The grill was already closed but I heated up a sandwich and had a cold Dr Pepper and used their Wi-Fi. It was a pleasant break and I chatted with Tammy as she worked around the place.
When I left to start the 3 mile hike back to camp I started flushing pheasant after pheasant, 15 perhaps. Apparently it was a common occurrence because every other electric pole or so had a little sign that said “no pass shooting within 30 feet of the electric line.”
I took a break before I got back to camp to take advantage of the nice shade of some trees. For the first time on this trip there were numerous mosquitoes. I have a high tolerance for mosquitoes and since only my hands and face were exposed they didn’t bother me much.
When I was walking the beach back to the tent I looked down and found a shell fossilized in a stone. I’ve been watching for fossils in the stone because much of it is fossilized mud.
I read the local paper I bought in Pierre and even managed to complete the crossword puzzle, the Jumble and Sudoku. I must of gotten the grade-school versions.

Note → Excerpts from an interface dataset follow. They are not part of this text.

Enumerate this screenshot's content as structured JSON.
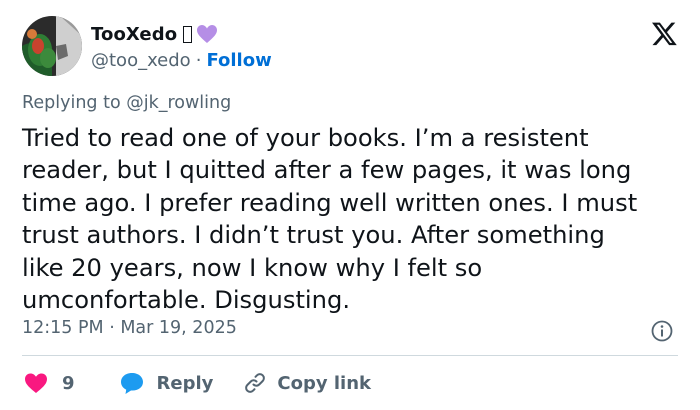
{
  "author": {
    "display_name": "TooXedo",
    "name_glyphs": [
      "missing-glyph-box",
      "purple-heart-emoji"
    ],
    "handle": "@too_xedo",
    "separator": "·",
    "follow_label": "Follow"
  },
  "brand_icon": "x-logo-icon",
  "replying_to": "Replying to @jk_rowling",
  "tweet": {
    "text": "Tried to read one of your books. I’m a resistent\nreader, but I quitted after a few pages, it was long\ntime ago. I prefer reading well written ones. I must\ntrust authors. I didn’t trust you. After something\nlike 20 years, now I know why I felt so\numconfortable. Disgusting."
  },
  "timestamp": "12:15 PM · Mar 19, 2025",
  "actions": {
    "like_count": "9",
    "reply_label": "Reply",
    "copy_link_label": "Copy link"
  },
  "colors": {
    "text": "#0f1419",
    "muted": "#536471",
    "link": "#006fd6",
    "like": "#f91880",
    "reply": "#1d9bf0",
    "heart_emoji": "#b58ee6",
    "divider": "#cfd9de"
  }
}
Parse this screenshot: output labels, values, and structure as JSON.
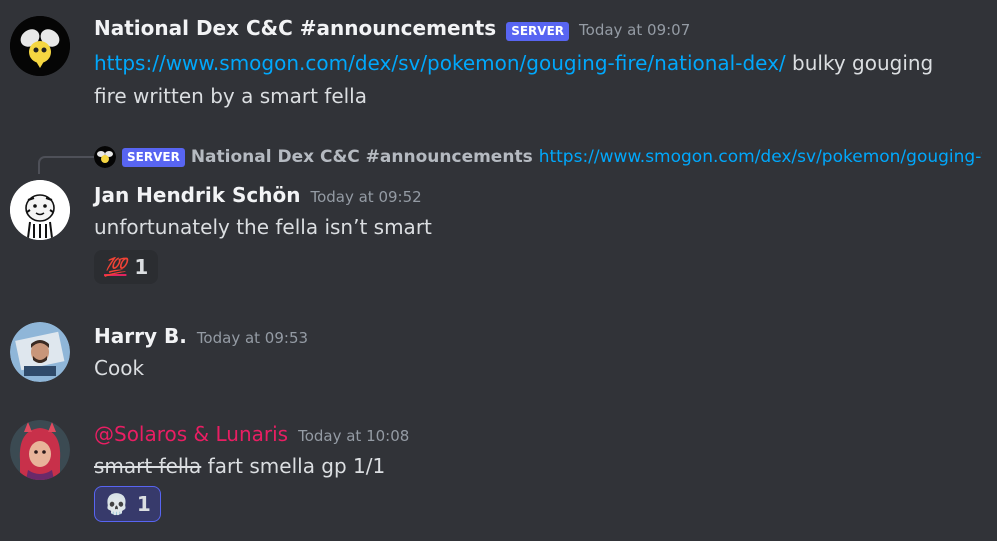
{
  "messages": [
    {
      "author": "National Dex C&C #announcements",
      "badge": "SERVER",
      "timestamp": "Today at 09:07",
      "link": "https://www.smogon.com/dex/sv/pokemon/gouging-fire/national-dex/",
      "text_line1": " bulky gouging",
      "text_line2": "fire written by a smart fella"
    },
    {
      "reply": {
        "badge": "SERVER",
        "author": "National Dex C&C #announcements",
        "link_preview": "https://www.smogon.com/dex/sv/pokemon/gouging-fire/national-dex/"
      },
      "author": "Jan Hendrik Schön",
      "timestamp": "Today at 09:52",
      "text": "unfortunately the fella isn’t smart",
      "reaction": {
        "emoji": "💯",
        "count": "1"
      }
    },
    {
      "author": "Harry B.",
      "timestamp": "Today at 09:53",
      "text": "Cook"
    },
    {
      "author": "@Solaros & Lunaris",
      "timestamp": "Today at 10:08",
      "strike_text": "smart fella",
      "text": " fart smella gp 1/1",
      "reaction": {
        "emoji": "💀",
        "count": "1"
      }
    }
  ]
}
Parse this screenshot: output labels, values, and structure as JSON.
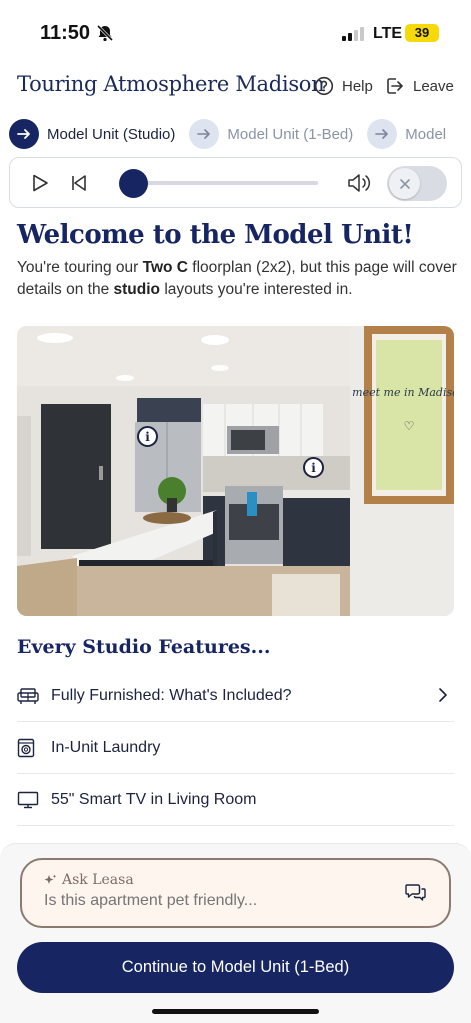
{
  "status_bar": {
    "time": "11:50",
    "network": "LTE",
    "battery": "39"
  },
  "header": {
    "title": "Touring Atmosphere Madison",
    "help_label": "Help",
    "leave_label": "Leave"
  },
  "steps": [
    {
      "label": "Model Unit (Studio)",
      "active": true
    },
    {
      "label": "Model Unit (1-Bed)",
      "active": false
    },
    {
      "label": "Model",
      "active": false
    }
  ],
  "audio_player": {
    "progress": 0.0,
    "caption_toggle": "off"
  },
  "welcome": {
    "title": "Welcome to the Model Unit!",
    "text_1": "You're touring our ",
    "text_bold_1": "Two C",
    "text_2": " floorplan (2x2), but this page will cover details on the ",
    "text_bold_2": "studio",
    "text_3": " layouts you're interested in."
  },
  "photo": {
    "sign_text": "meet me in Madison"
  },
  "features": {
    "title": "Every Studio Features...",
    "items": [
      {
        "label": "Fully Furnished: What's Included?",
        "icon": "sofa-icon",
        "has_chevron": true
      },
      {
        "label": "In-Unit Laundry",
        "icon": "washer-icon",
        "has_chevron": false
      },
      {
        "label": "55\" Smart TV in Living Room",
        "icon": "tv-icon",
        "has_chevron": false
      }
    ]
  },
  "ask": {
    "label": "Ask Leasa",
    "placeholder": "Is this apartment pet friendly..."
  },
  "continue_button": {
    "label": "Continue to Model Unit (1-Bed)"
  }
}
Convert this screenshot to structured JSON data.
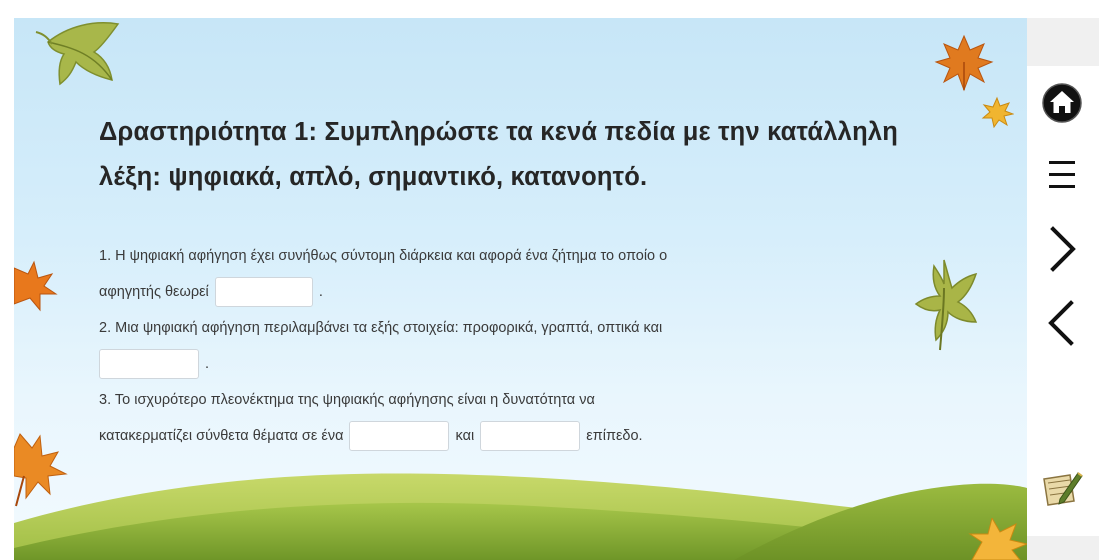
{
  "activity": {
    "title": "Δραστηριότητα 1: Συμπληρώστε τα κενά πεδία με την κατάλληλη λέξη: ψηφιακά, απλό, σημαντικό, κατανοητό.",
    "q1_part1": "1. Η ψηφιακή αφήγηση έχει συνήθως σύντομη διάρκεια και αφορά ένα ζήτημα το οποίο ο",
    "q1_part2": "αφηγητής θεωρεί",
    "q1_end": ".",
    "q2_part1": "2. Μια ψηφιακή αφήγηση περιλαμβάνει τα εξής στοιχεία: προφορικά, γραπτά, οπτικά και",
    "q2_end": ".",
    "q3_part1": "3. Το ισχυρότερο πλεονέκτημα της ψηφιακής αφήγησης είναι η δυνατότητα να",
    "q3_part2": "κατακερματίζει σύνθετα θέματα σε ένα",
    "q3_and": "και",
    "q3_end": "επίπεδο.",
    "blanks": [
      "",
      "",
      "",
      ""
    ]
  },
  "nav": {
    "icons": [
      "home-icon",
      "menu-icon",
      "next-icon",
      "previous-icon",
      "notes-icon"
    ]
  },
  "colors": {
    "sky_top": "#c7e6f7",
    "hill_front": "#8fb23c",
    "hill_back": "#b6cc5e",
    "nav_icon": "#111111"
  }
}
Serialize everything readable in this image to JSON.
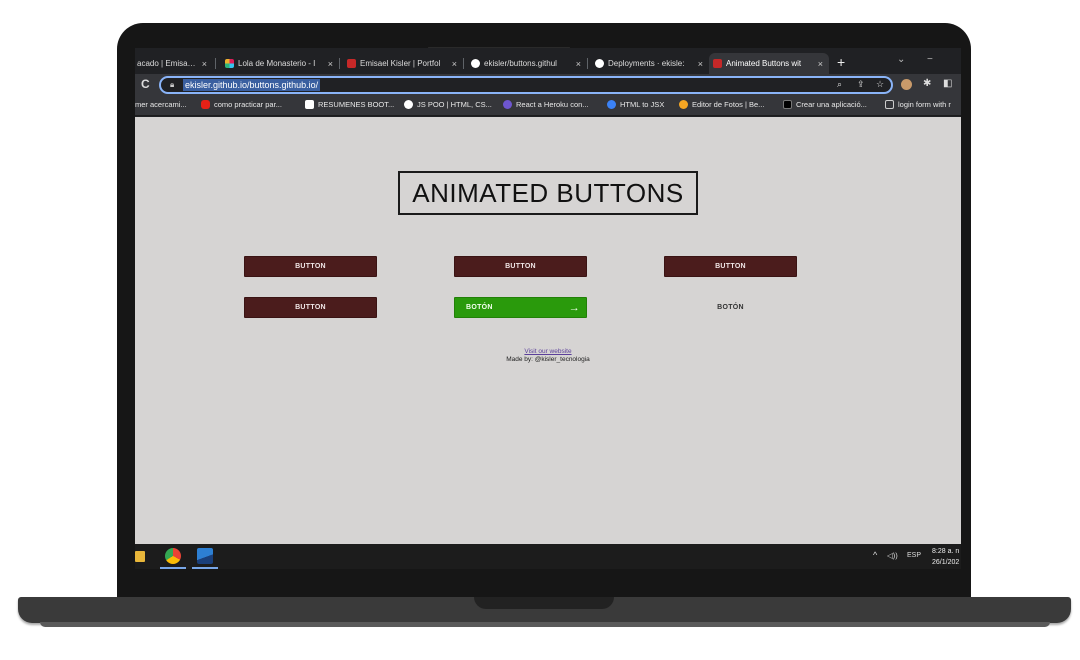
{
  "browser": {
    "tabs": [
      {
        "label": "acado | Emisael (I",
        "icon": "page-icon"
      },
      {
        "label": "Lola de Monasterio - I",
        "icon": "slack-icon"
      },
      {
        "label": "Emisael Kisler | Portfol",
        "icon": "ek-icon"
      },
      {
        "label": "ekisler/buttons.githul",
        "icon": "github-icon"
      },
      {
        "label": "Deployments · ekisle:",
        "icon": "github-icon"
      },
      {
        "label": "Animated Buttons wit",
        "icon": "ek-icon",
        "active": true
      }
    ],
    "tab_close": "×",
    "new_tab": "+",
    "reload": "C",
    "url": "ekisler.github.io/buttons.github.io/",
    "bookmarks": [
      {
        "label": "mer acercami...",
        "icon": "none"
      },
      {
        "label": "como practicar par...",
        "icon": "youtube-icon",
        "color": "#e62117"
      },
      {
        "label": "RESUMENES BOOT...",
        "icon": "notion-icon",
        "color": "#ffffff"
      },
      {
        "label": "JS POO | HTML, CS...",
        "icon": "globe-icon",
        "color": "#ffffff"
      },
      {
        "label": "React a Heroku con...",
        "icon": "heroku-icon",
        "color": "#6e56cf"
      },
      {
        "label": "HTML to JSX",
        "icon": "transform-icon",
        "color": "#3b82f6"
      },
      {
        "label": "Editor de Fotos | Be...",
        "icon": "befunky-icon",
        "color": "#f5a623"
      },
      {
        "label": "Crear una aplicació...",
        "icon": "dev-icon",
        "color": "#000000"
      },
      {
        "label": "login form with r",
        "icon": "folder-icon",
        "color": "#cccccc"
      }
    ]
  },
  "page": {
    "title": "ANIMATED BUTTONS",
    "buttons": [
      {
        "label": "BUTTON",
        "style": "maroon"
      },
      {
        "label": "BUTTON",
        "style": "maroon"
      },
      {
        "label": "BUTTON",
        "style": "maroon"
      },
      {
        "label": "BUTTON",
        "style": "maroon"
      },
      {
        "label": "BOTÓN",
        "style": "green",
        "arrow": "→"
      },
      {
        "label": "BOTÓN",
        "style": "plain"
      }
    ],
    "footer_link": "Visit our website",
    "footer_made": "Made by: @kisler_tecnologia"
  },
  "taskbar": {
    "language": "ESP",
    "time": "8:28 a. n",
    "date": "26/1/202"
  },
  "colors": {
    "page_bg": "#d6d4d3",
    "button_maroon": "#4b1c1c",
    "button_green": "#2a9a0c",
    "omnibox_focus": "#8ab4f8"
  }
}
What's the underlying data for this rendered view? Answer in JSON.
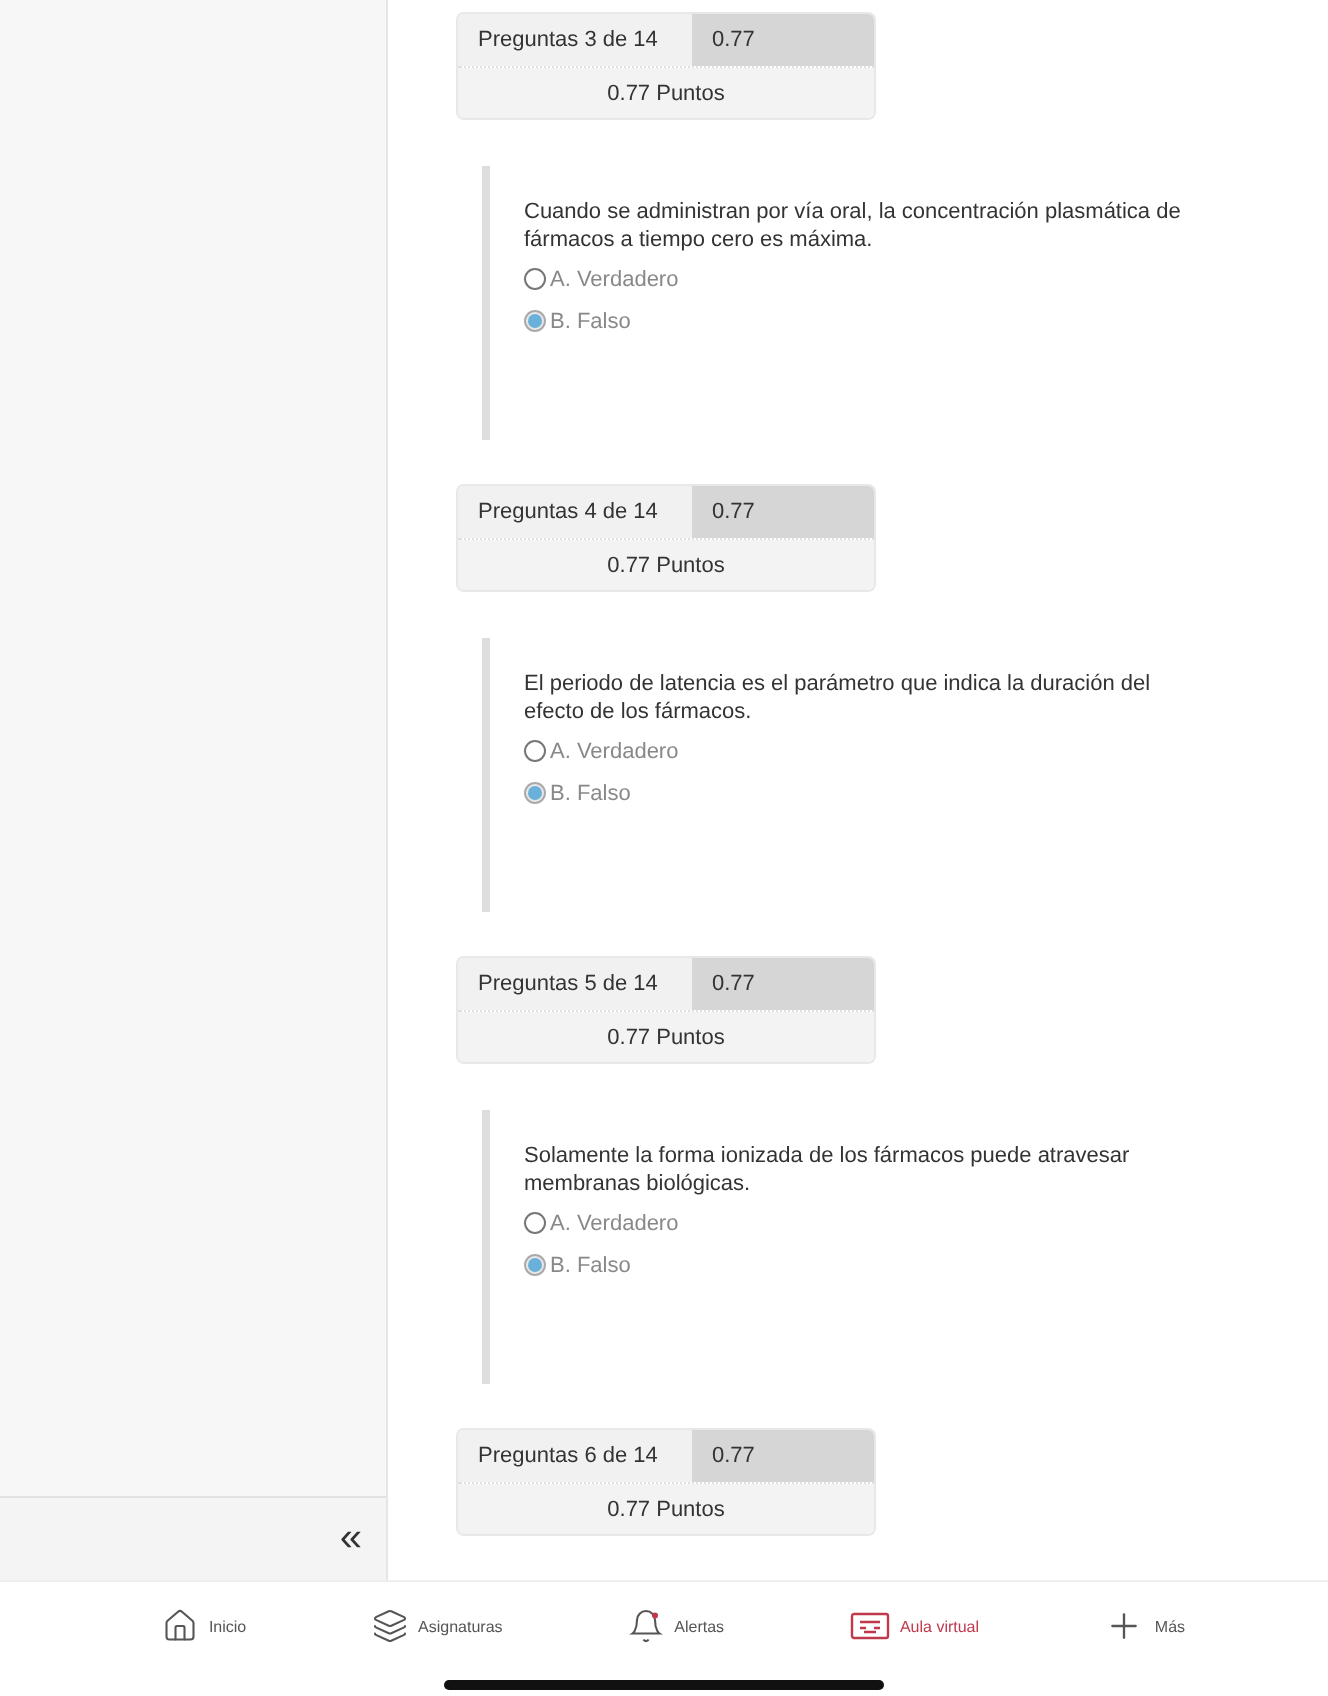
{
  "sidebar": {
    "collapse_label": "«"
  },
  "questions": [
    {
      "header": "Preguntas 3 de 14",
      "score": "0.77",
      "points": "0.77 Puntos",
      "text": "Cuando se administran por vía oral, la concentración plasmática de fármacos a tiempo cero es máxima.",
      "options": [
        {
          "label": "A. Verdadero",
          "selected": false
        },
        {
          "label": "B. Falso",
          "selected": true
        }
      ]
    },
    {
      "header": "Preguntas 4 de 14",
      "score": "0.77",
      "points": "0.77 Puntos",
      "text": "El periodo de latencia es el parámetro que indica la duración del efecto de los fármacos.",
      "options": [
        {
          "label": "A. Verdadero",
          "selected": false
        },
        {
          "label": "B. Falso",
          "selected": true
        }
      ]
    },
    {
      "header": "Preguntas 5 de 14",
      "score": "0.77",
      "points": "0.77 Puntos",
      "text": "Solamente la forma ionizada de los fármacos puede atravesar membranas biológicas.",
      "options": [
        {
          "label": "A. Verdadero",
          "selected": false
        },
        {
          "label": "B. Falso",
          "selected": true
        }
      ]
    },
    {
      "header": "Preguntas 6 de 14",
      "score": "0.77",
      "points": "0.77 Puntos"
    }
  ],
  "bottom_nav": [
    {
      "kind": "home",
      "label": "Inicio",
      "selected": false
    },
    {
      "kind": "layers",
      "label": "Asignaturas",
      "selected": false
    },
    {
      "kind": "bell",
      "label": "Alertas",
      "selected": false
    },
    {
      "kind": "classroom",
      "label": "Aula virtual",
      "selected": true
    },
    {
      "kind": "plus",
      "label": "Más",
      "selected": false
    }
  ]
}
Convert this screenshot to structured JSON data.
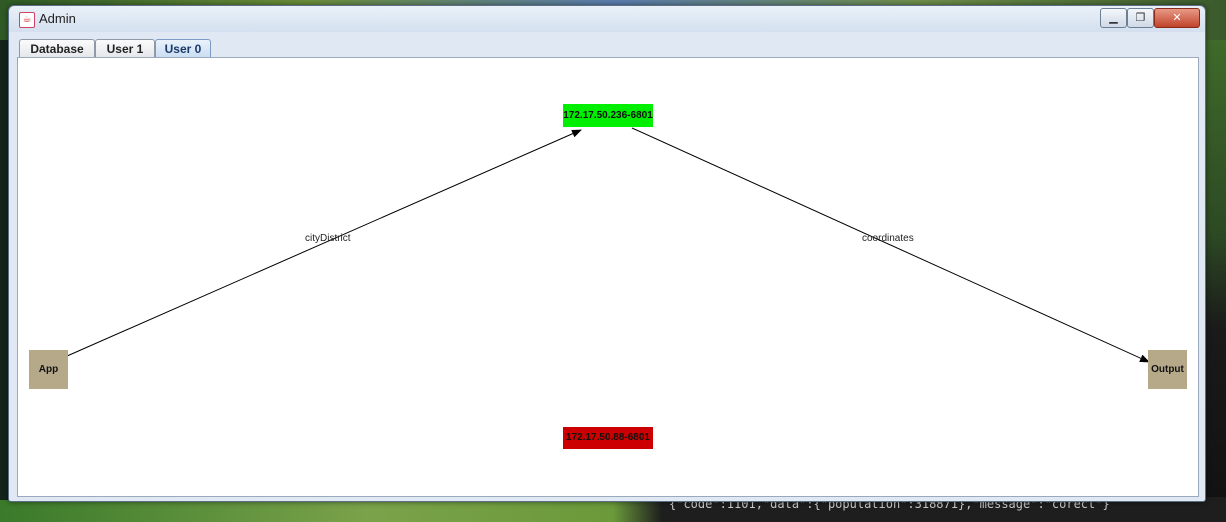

I only managed to paddle less than a handful of miles this morning and although I walked maybe 5 miles it didn’t buy me any forward progress. Yet with these winds it was smart taking the rest of today off. I’ll certainly be taking all of tomorrow off as well as it’s predicted to be “windy.” If it’s windy in the Dakotas, that means real wind! I heard the weather report say the winds were up to 33 miles an hour today. I’d been told 15 miles an hour might be a good good cut off. I agree. I have found that sustained winds of 15 miles an hour across a long stretch of open water is as much as I want to paddle in as the waves get to be too much. Colter
Clark: 29th of September…the 2d Chief with 2 men and Squars on Shore, they wished to go up with us as far as the other part of their band… told them we Should not Speake to another teton except the one on board with us…the Chief requested that the Perogue might put him across the river which we agreed to—Saw numbers of Elk on the Sand bars today, passed an old Ricara Village at the mouth of a Creek without timber we Stayed all night on the Side of a sand bar 1/ 2 a Mile from the Shore.
Trip overview and route map with position updates: